fired theirs; he could not rest at home, knowing there On the 3rd of December, which was the Lord's Day, was work to be done, so declared he would fight we had reason to accuse Messrs. Collins and Pike of till his left hand was as weak as his right, and they even further treachery. Three hours before daybreak had on their parts decided he should not go alone. they guided some officers with four hundred musque- So now, having sent away the trumpet from Freeteers to Laira Point, and surprised our guard there, dom Field with scorn, we planted a small drake (it is and took them and three pieces of ordnance. This fit to call a cannon a drake, methinks) in the crossguard is placed there only to give the alarm if the way, and opened fire on the enemy's horse with good enemy should approach the Point over the sands when execution. The drummers were instructed to give a the tide is out. The enemy skilfully approached sign when our several commanded places should fall from behind, coming under Lipson Work, which, by on, and the malignants, by no means expecting such reason of its steepness, was a good screen for them, behaviour on our part, began to give ground. Then and especially in the darkness of a winter night. two hundred of the town's train-bands came march
But directly the news reached the town, even by ing out to our aid, and a party of sixty musqueteers break of day, 150 horse and 300 musqueteers of our were directed to play on the backs of the enemy. All troops were ready to fall upon the enemy that had this soon induced him to command a retreat, which possessed themselves of our work ; which intention on we took care to follow closely, so that it became little our part was perceived by those of the malignants better than a hasty flight.
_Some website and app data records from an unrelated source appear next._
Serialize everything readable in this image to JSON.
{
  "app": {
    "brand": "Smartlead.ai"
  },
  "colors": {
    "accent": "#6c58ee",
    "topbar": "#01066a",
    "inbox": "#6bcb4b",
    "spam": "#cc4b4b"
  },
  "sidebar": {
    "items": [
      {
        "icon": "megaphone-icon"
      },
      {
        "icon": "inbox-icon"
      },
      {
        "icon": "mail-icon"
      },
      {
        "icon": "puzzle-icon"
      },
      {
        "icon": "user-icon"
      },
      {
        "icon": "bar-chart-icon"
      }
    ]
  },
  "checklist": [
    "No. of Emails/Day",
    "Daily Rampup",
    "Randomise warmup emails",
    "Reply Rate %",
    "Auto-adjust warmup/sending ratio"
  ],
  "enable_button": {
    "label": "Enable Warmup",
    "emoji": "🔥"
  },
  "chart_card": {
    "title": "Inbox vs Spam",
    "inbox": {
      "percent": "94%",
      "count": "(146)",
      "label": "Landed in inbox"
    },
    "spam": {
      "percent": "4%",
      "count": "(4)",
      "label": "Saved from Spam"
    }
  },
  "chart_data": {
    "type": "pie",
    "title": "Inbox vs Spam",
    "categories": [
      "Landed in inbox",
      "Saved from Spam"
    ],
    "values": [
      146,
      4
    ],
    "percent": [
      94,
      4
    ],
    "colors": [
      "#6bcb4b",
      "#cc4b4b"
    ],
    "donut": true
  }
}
They foolishly began to stationed at Mount Stamford on the height, who retreat over the Laira, instead of the way they came. warned their whole army by a signal, and caused Prince This Laira is a marsh when the tide is out, but Maurice and all the gallantry of his forces to ad- wholly swept over by the sea when the tide is in ; and vance, with five regiments of horse and four of foot. we forced their rear guard of horse, about one All these approached, as I say, under the protection of hundred in number, into the mud between Lipson their own ordnance and a hedge where we used to and Laira Point. These were taken or drowned, when have our sentries, but which we abandoned since we the sea came in, as it did swiftly; some of the riders